As of Friday morning, the Conservative party had won 364 of Parliament’s 650 seats, clearing the way for Johnson to press ahead with his promise to deliver Brexit. Despite the stunning result, reaction in Britain was mixed, with the hashtag #notmygovernment trending in first place on Twitter in response to the Conservative win. Those who had desperately hoped for a second referendum on Brexit woke to find their dream had been scuppered.
“Rejoice!” Exclaimed the front page of the Daily Mail on Friday morning. “Boris surges to landslide win,” it wrote. On Thursday, the Mail ran a front page telling Brits, “Your vote has never been more vital, today you must back Boris.”
The Daily Mirror, a paper that had urged readers to vote for Labour, splashed “Nightmare before Xmas” across its front page on Friday, highlighting that the election result was Labour’s worst since 1935.
“Labour in meltdown as Johnson seizes majority,” wrote The Guardian, outlining Johnson’s “triumphant” win.
While many of those who were dismayed at the result took to social media to vent their frustration, others began Googling the term: “Move to Scotland."
But around the world, well wishes poured in for the prime minister. “Congratulations my friend @BorisJohnson on your historic victory. This is a great day for the people of Great Britain and for the friendship between us,” tweeted Israeli Prime Minister Benjamin Netanyahu on Friday morning.
Indian Prime Minister Narendra Modi also applauded Johnson’s win, tweeting: “Many congratulations to PM @BorisJohnson for his return with a thumping majority. I wish him the best and look forward to working together for closer India-UK ties."
President Trump also joined those offering their congratulations, tweeting that he was looking forward to a “massive new trade deal” between the United States and Britain in the future.
“Congratulations, Boris Johnson, on your resounding victory. I look forward to working with you for the friendship and strong cooperation between our nations,” tweeted the spokesman for German Chancellor Angela Merkel.
Germany’s liberal Zeit Online news site argued that the election could prove to be an opportunity. “Boris Johnson can end the insanity” that has held Britain captive over the last years, the news site argued.
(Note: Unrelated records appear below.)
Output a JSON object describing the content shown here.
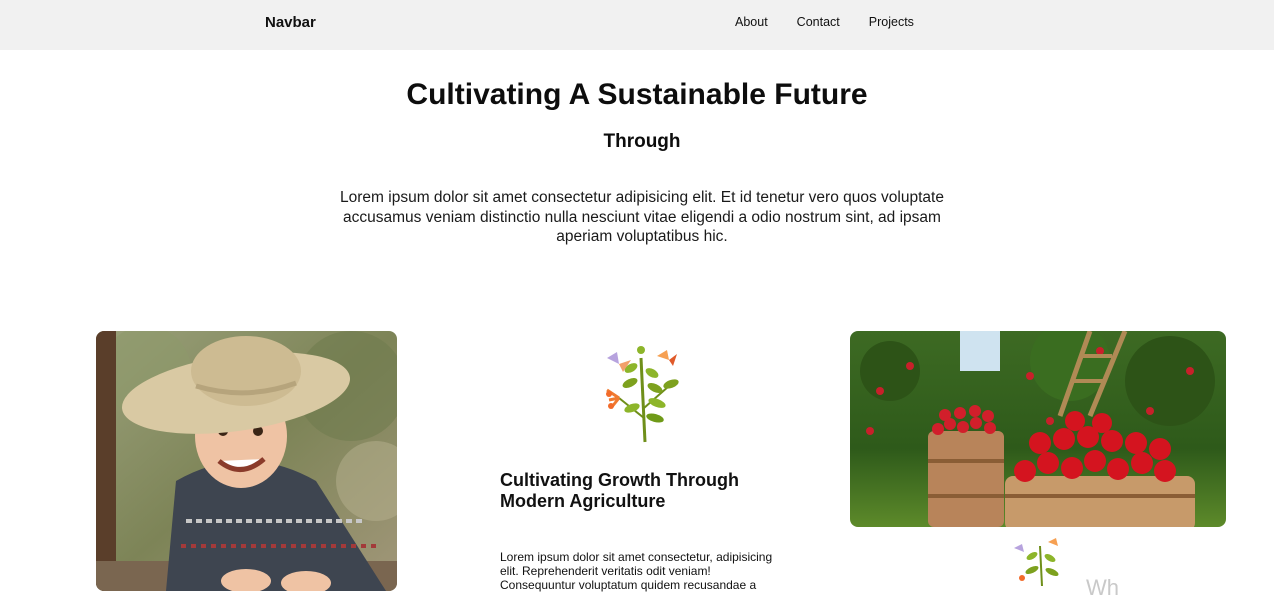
{
  "navbar": {
    "brand": "Navbar",
    "links": [
      "About",
      "Contact",
      "Projects"
    ]
  },
  "hero": {
    "title": "Cultivating A Sustainable Future",
    "subtitle": "Through",
    "text": "Lorem ipsum dolor sit amet consectetur adipisicing elit. Et id tenetur vero quos voluptate accusamus veniam distinctio nulla nesciunt vitae eligendi a odio nostrum sint, ad ipsam aperiam voluptatibus hic."
  },
  "feature": {
    "title": "Cultivating Growth Through Modern Agriculture",
    "text": "Lorem ipsum dolor sit amet consectetur, adipisicing elit. Reprehenderit veritatis odit veniam! Consequuntur voluptatum quidem recusandae a"
  },
  "right_column": {
    "partial_heading": "Wh"
  },
  "colors": {
    "navbar_bg": "#f1f1f1",
    "text": "#111111",
    "leaf_green": "#7da11e",
    "flower_orange": "#f07a30"
  },
  "icons": [
    "plant-illustration",
    "plant-illustration-small"
  ]
}
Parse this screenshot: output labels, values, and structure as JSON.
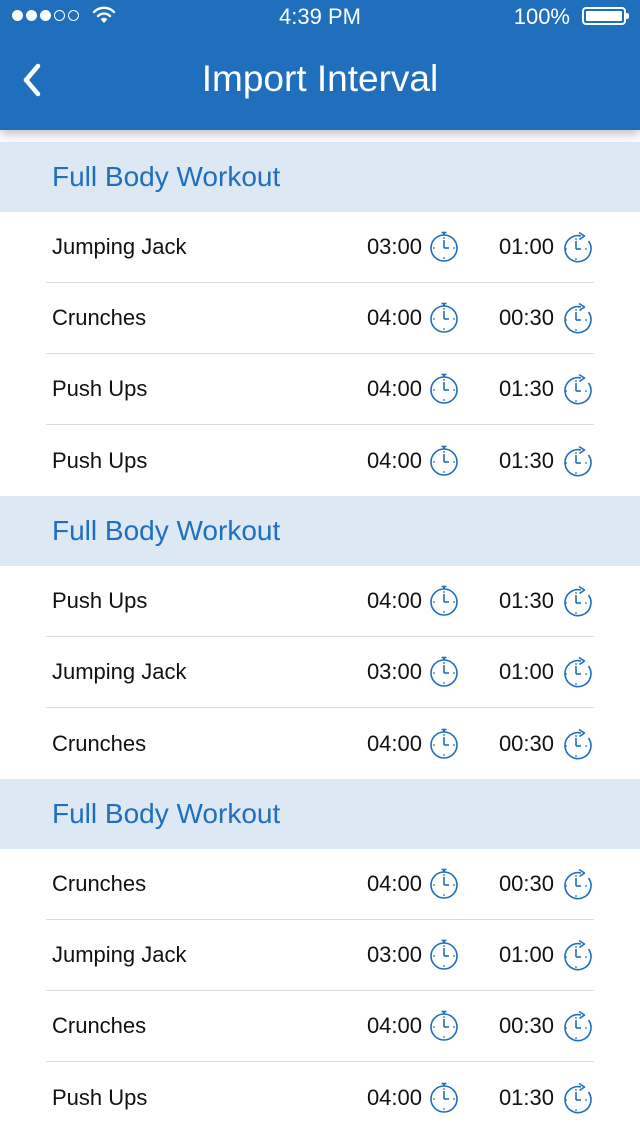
{
  "status_bar": {
    "time": "4:39 PM",
    "battery": "100%"
  },
  "nav": {
    "title": "Import Interval"
  },
  "sections": [
    {
      "title": "Full Body Workout",
      "items": [
        {
          "name": "Jumping Jack",
          "work": "03:00",
          "rest": "01:00"
        },
        {
          "name": "Crunches",
          "work": "04:00",
          "rest": "00:30"
        },
        {
          "name": "Push Ups",
          "work": "04:00",
          "rest": "01:30"
        },
        {
          "name": "Push Ups",
          "work": "04:00",
          "rest": "01:30"
        }
      ]
    },
    {
      "title": "Full Body Workout",
      "items": [
        {
          "name": "Push Ups",
          "work": "04:00",
          "rest": "01:30"
        },
        {
          "name": "Jumping Jack",
          "work": "03:00",
          "rest": "01:00"
        },
        {
          "name": "Crunches",
          "work": "04:00",
          "rest": "00:30"
        }
      ]
    },
    {
      "title": "Full Body Workout",
      "items": [
        {
          "name": "Crunches",
          "work": "04:00",
          "rest": "00:30"
        },
        {
          "name": "Jumping Jack",
          "work": "03:00",
          "rest": "01:00"
        },
        {
          "name": "Crunches",
          "work": "04:00",
          "rest": "00:30"
        },
        {
          "name": "Push Ups",
          "work": "04:00",
          "rest": "01:30"
        }
      ]
    }
  ],
  "colors": {
    "primary": "#1f6fbd",
    "section_bg": "#dce8f4"
  },
  "icons": {
    "work": "stopwatch-icon",
    "rest": "rest-timer-icon"
  }
}
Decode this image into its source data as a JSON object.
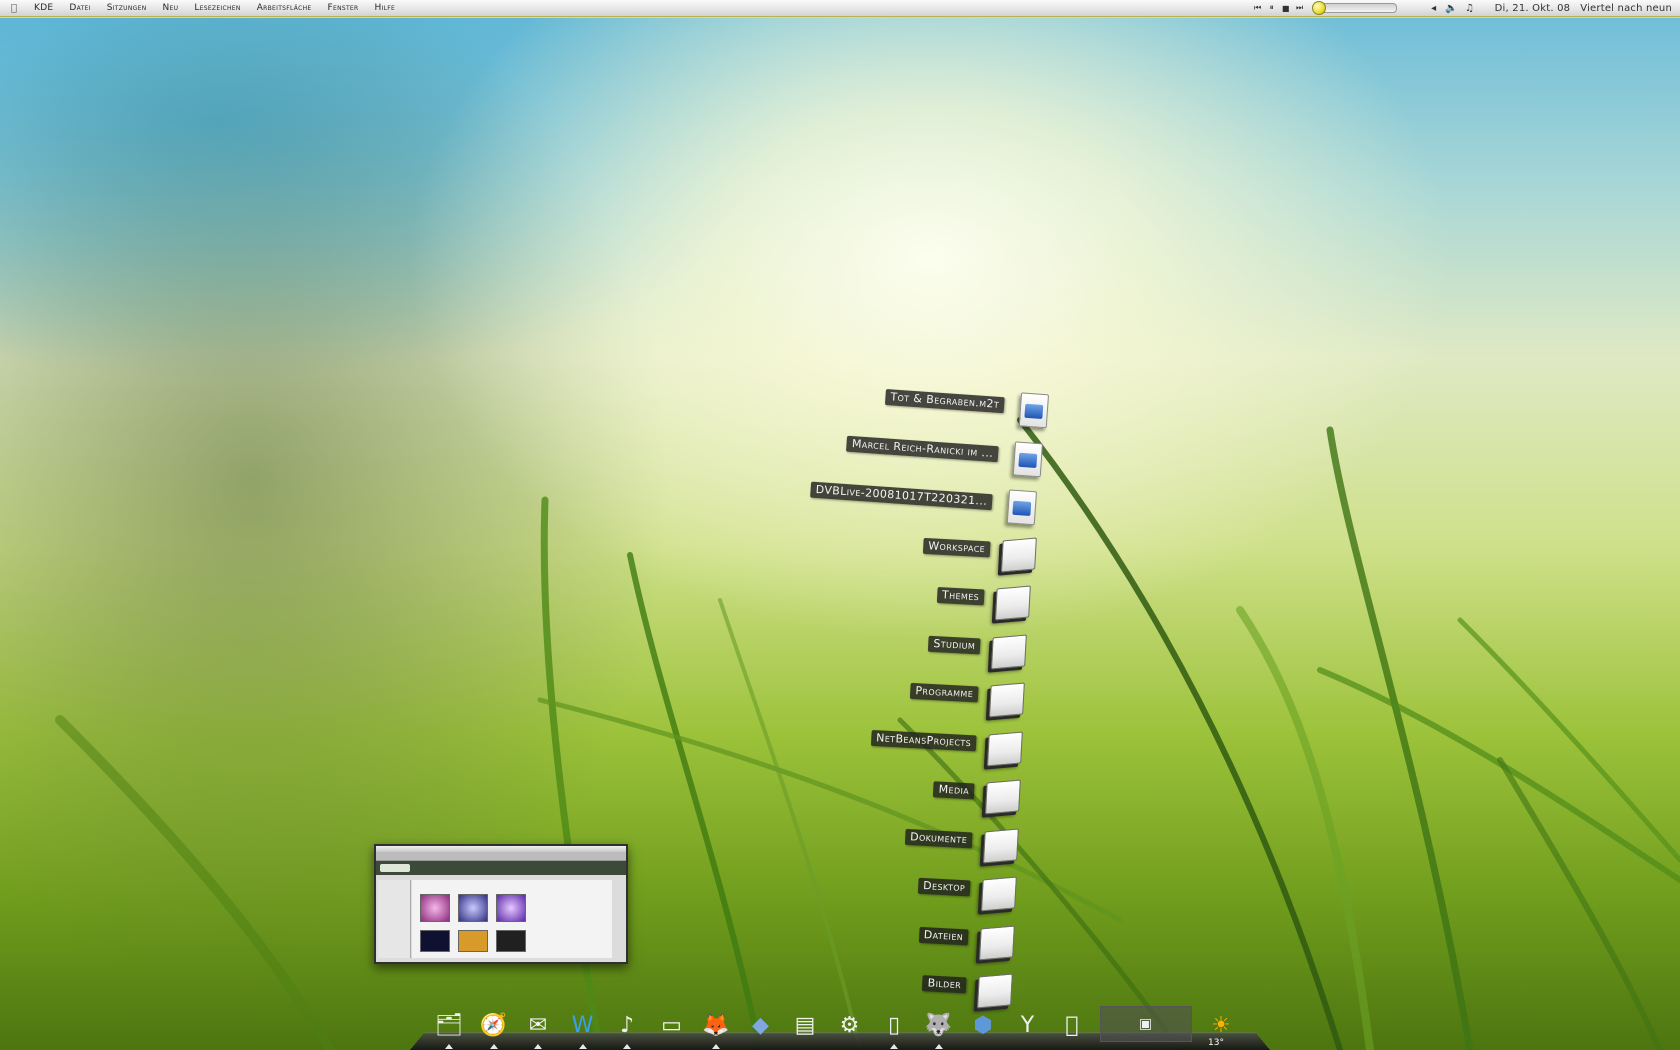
{
  "menubar": {
    "items": [
      "KDE",
      "Datei",
      "Sitzungen",
      "Neu",
      "Lesezeichen",
      "Arbeitsfläche",
      "Fenster",
      "Hilfe"
    ],
    "media_controls": [
      "previous-icon",
      "pause-icon",
      "stop-icon",
      "next-icon"
    ],
    "volume_level": 0.05,
    "clock_date": "Di, 21. Okt. 08",
    "clock_time": "Viertel nach neun"
  },
  "desktop_items": [
    {
      "label": "Tot & Begraben.m2t",
      "icon": "video-file-icon"
    },
    {
      "label": "Marcel Reich-Ranicki im ...",
      "icon": "video-file-icon"
    },
    {
      "label": "DVBLive-20081017T220321...",
      "icon": "video-file-icon"
    },
    {
      "label": "Workspace",
      "icon": "folder-icon"
    },
    {
      "label": "Themes",
      "icon": "folder-icon"
    },
    {
      "label": "Studium",
      "icon": "folder-icon"
    },
    {
      "label": "Programme",
      "icon": "folder-icon"
    },
    {
      "label": "NetBeansProjects",
      "icon": "folder-icon"
    },
    {
      "label": "Media",
      "icon": "folder-icon"
    },
    {
      "label": "Dokumente",
      "icon": "folder-icon"
    },
    {
      "label": "Desktop",
      "icon": "folder-icon"
    },
    {
      "label": "Dateien",
      "icon": "folder-icon"
    },
    {
      "label": "Bilder",
      "icon": "folder-icon"
    }
  ],
  "dock": {
    "weather_temp": "13°",
    "icons": [
      "finder-icon",
      "safari-icon",
      "mail-icon",
      "word-icon",
      "itunes-icon",
      "drive-icon",
      "gimp-icon",
      "box-icon",
      "preview-icon",
      "settings-icon",
      "document-icon",
      "wolf-icon",
      "package-icon",
      "antenna-icon",
      "apple-icon",
      "window-preview-icon",
      "weather-icon"
    ]
  }
}
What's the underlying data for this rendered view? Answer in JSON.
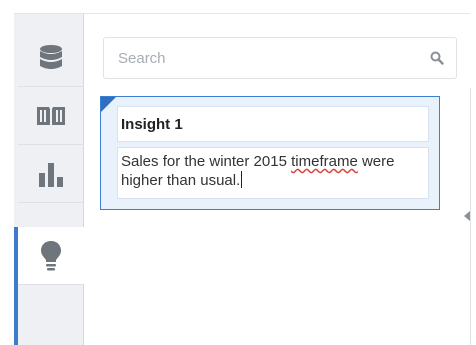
{
  "rail": {
    "items": [
      {
        "icon": "database-icon",
        "active": false
      },
      {
        "icon": "book-icon",
        "active": false
      },
      {
        "icon": "bar-chart-icon",
        "active": false
      },
      {
        "icon": "lightbulb-icon",
        "active": true
      }
    ]
  },
  "search": {
    "placeholder": "Search",
    "value": ""
  },
  "insight": {
    "title": "Insight 1",
    "body_before": "Sales for the winter 2015 ",
    "body_misspelled": "timeframe",
    "body_after": " were higher than usual."
  },
  "colors": {
    "accent": "#3d7cc9",
    "card_background": "#e9f2fb",
    "rail_background": "#eef0f3",
    "icon": "#6f757c"
  }
}
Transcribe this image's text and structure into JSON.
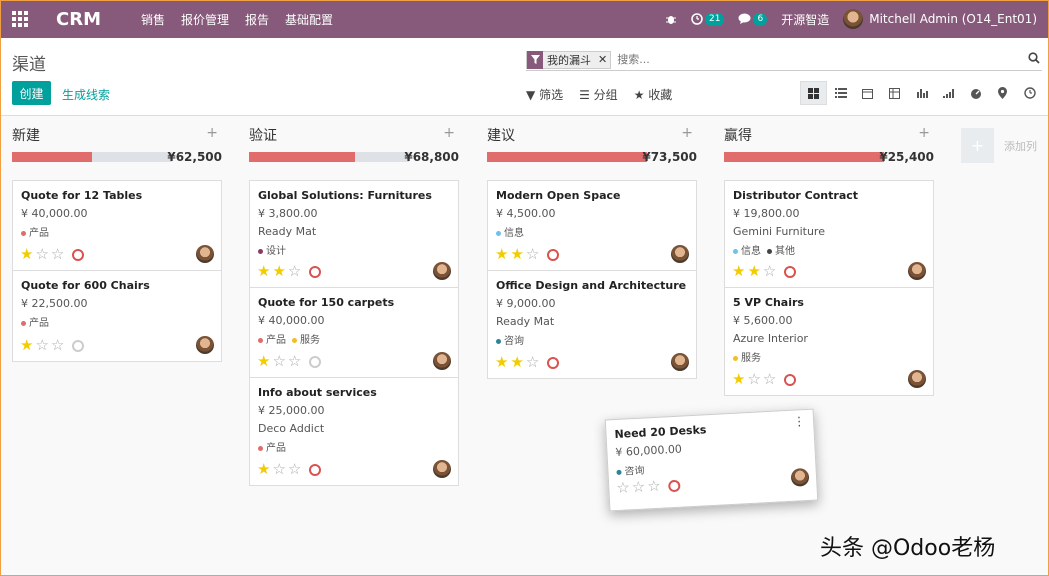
{
  "navbar": {
    "brand": "CRM",
    "menu": [
      "销售",
      "报价管理",
      "报告",
      "基础配置"
    ],
    "activity_count": "21",
    "message_count": "6",
    "company": "开源智造",
    "user": "Mitchell Admin (O14_Ent01)"
  },
  "control": {
    "breadcrumb": "渠道",
    "create_label": "创建",
    "lead_label": "生成线索",
    "facet": "我的漏斗",
    "search_placeholder": "搜索...",
    "filter_label": "筛选",
    "group_label": "分组",
    "favorite_label": "收藏"
  },
  "columns": [
    {
      "title": "新建",
      "total": "¥62,500",
      "progress": 0.5,
      "cards": [
        {
          "title": "Quote for 12 Tables",
          "amount": "¥ 40,000.00",
          "company": "",
          "tags": [
            {
              "label": "产品",
              "color": "#e06c6c"
            }
          ],
          "stars": 1,
          "clock": "red"
        },
        {
          "title": "Quote for 600 Chairs",
          "amount": "¥ 22,500.00",
          "company": "",
          "tags": [
            {
              "label": "产品",
              "color": "#e06c6c"
            }
          ],
          "stars": 1,
          "clock": "grey"
        }
      ]
    },
    {
      "title": "验证",
      "total": "¥68,800",
      "progress": 0.66,
      "cards": [
        {
          "title": "Global Solutions: Furnitures",
          "amount": "¥ 3,800.00",
          "company": "Ready Mat",
          "tags": [
            {
              "label": "设计",
              "color": "#8b3a62"
            }
          ],
          "stars": 2,
          "clock": "red"
        },
        {
          "title": "Quote for 150 carpets",
          "amount": "¥ 40,000.00",
          "company": "",
          "tags": [
            {
              "label": "产品",
              "color": "#e06c6c"
            },
            {
              "label": "服务",
              "color": "#f0c020"
            }
          ],
          "stars": 1,
          "clock": "grey"
        },
        {
          "title": "Info about services",
          "amount": "¥ 25,000.00",
          "company": "Deco Addict",
          "tags": [
            {
              "label": "产品",
              "color": "#e06c6c"
            }
          ],
          "stars": 1,
          "clock": "red"
        }
      ]
    },
    {
      "title": "建议",
      "total": "¥73,500",
      "progress": 1.0,
      "cards": [
        {
          "title": "Modern Open Space",
          "amount": "¥ 4,500.00",
          "company": "",
          "tags": [
            {
              "label": "信息",
              "color": "#6cc1ed"
            }
          ],
          "stars": 2,
          "clock": "red"
        },
        {
          "title": "Office Design and Architecture",
          "amount": "¥ 9,000.00",
          "company": "Ready Mat",
          "tags": [
            {
              "label": "咨询",
              "color": "#2c8397"
            }
          ],
          "stars": 2,
          "clock": "red"
        }
      ]
    },
    {
      "title": "赢得",
      "total": "¥25,400",
      "progress": 1.0,
      "cards": [
        {
          "title": "Distributor Contract",
          "amount": "¥ 19,800.00",
          "company": "Gemini Furniture",
          "tags": [
            {
              "label": "信息",
              "color": "#6cc1ed"
            },
            {
              "label": "其他",
              "color": "#444"
            }
          ],
          "stars": 2,
          "clock": "red"
        },
        {
          "title": "5 VP Chairs",
          "amount": "¥ 5,600.00",
          "company": "Azure Interior",
          "tags": [
            {
              "label": "服务",
              "color": "#f0c020"
            }
          ],
          "stars": 1,
          "clock": "red"
        }
      ]
    }
  ],
  "add_column_label": "添加列",
  "dragged_card": {
    "title": "Need 20 Desks",
    "amount": "¥ 60,000.00",
    "tag": "咨询",
    "tag_color": "#2c8397",
    "stars": 0
  },
  "watermark": "头条 @Odoo老杨"
}
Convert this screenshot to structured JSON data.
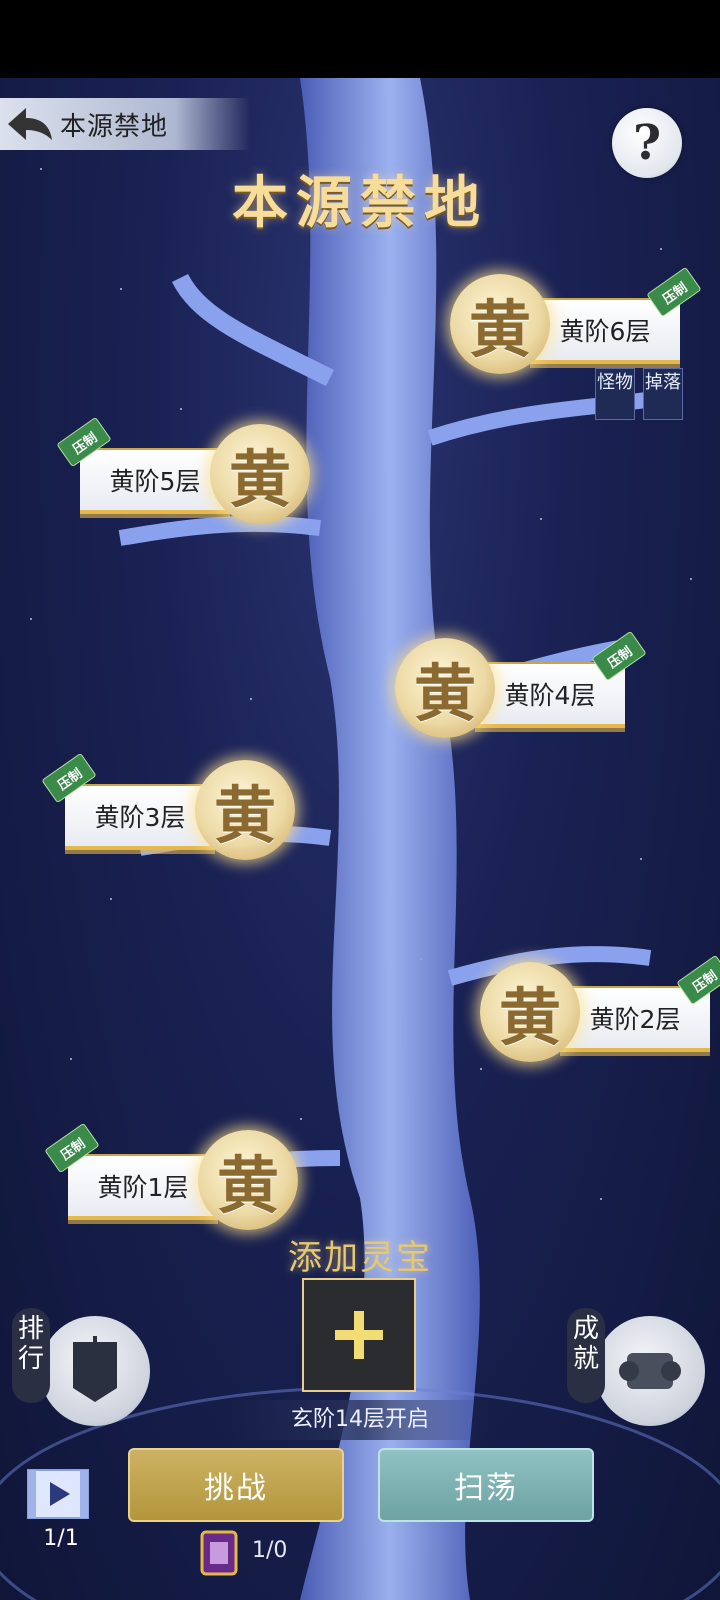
{
  "header": {
    "back_label": "本源禁地",
    "page_title": "本源禁地",
    "help_label": "?"
  },
  "floors": [
    {
      "label": "黄阶6层",
      "medal_char": "黄",
      "tag": "压制"
    },
    {
      "label": "黄阶5层",
      "medal_char": "黄",
      "tag": "压制"
    },
    {
      "label": "黄阶4层",
      "medal_char": "黄",
      "tag": "压制"
    },
    {
      "label": "黄阶3层",
      "medal_char": "黄",
      "tag": "压制"
    },
    {
      "label": "黄阶2层",
      "medal_char": "黄",
      "tag": "压制"
    },
    {
      "label": "黄阶1层",
      "medal_char": "黄",
      "tag": "压制"
    }
  ],
  "floor6_buttons": {
    "monster_label": "怪物",
    "drop_label": "掉落"
  },
  "treasure": {
    "title": "添加灵宝",
    "unlock_text": "玄阶14层开启"
  },
  "side_buttons": {
    "rank_label": "排行",
    "achievement_label": "成就"
  },
  "actions": {
    "challenge_label": "挑战",
    "sweep_label": "扫荡"
  },
  "footer": {
    "replay_count": "1/1",
    "ticket_count": "1/0"
  },
  "colors": {
    "gold": "#e4b84b",
    "challenge": "#b3963c",
    "sweep": "#6ea3a3",
    "tag_green": "#3a8a4a"
  }
}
To do so, however, he needs to change in multiple ways, according to the author. “Johnson needs to stop lying,” Zeit Online wrote.
“Europa bye-bye,” wrote Italy’s La Repubblica. Milan-based newspaper Corriere della Sera wrote that “Europe loses London; this time for real.”
“The real night of Brexit is this night,” the paper commented, referring to Thursday’s election results.
Meanwhile, in Spain, the El Mundo newspaper warned that the election result “will not decrease the tensions triggered by [former Prime Minister David Cameron].”
“Instead, it has opened new divides between generations, between cities and rural areas, between nationalists and globalists, between pro-Europeans and populists, between people showing solidarity and xenophobic groups.”
German far-right Alternative for Germany politician Alice Weidel congratulated Johnson on Twitter, saying: “The British people have clearly decided: It has had enough of the wrangling over Brexit and wants to see the referendum executed.”
Others had a more nuanced take. “It’s no secret that personally I wanted the UK to #remain in the #EU,” wrote Norbert Röttgen, chairman of the Foreign Affairs Committee of the German parliament and a member of the Christian Democratic Union party. “But the British people have decided & we have to accept their choice: With Johnson’s victory #Brexit has become inevitable. Our goal now has to be to keep relations with the UK as close as possible.”
“Getting Brexit done is now the irrefutable, irresistible, unarguable decision of the British people,” Johnson said as he basked in sweeping success. “With this election, I think we’ve now put an end to all those miserable threats of a second referendum.”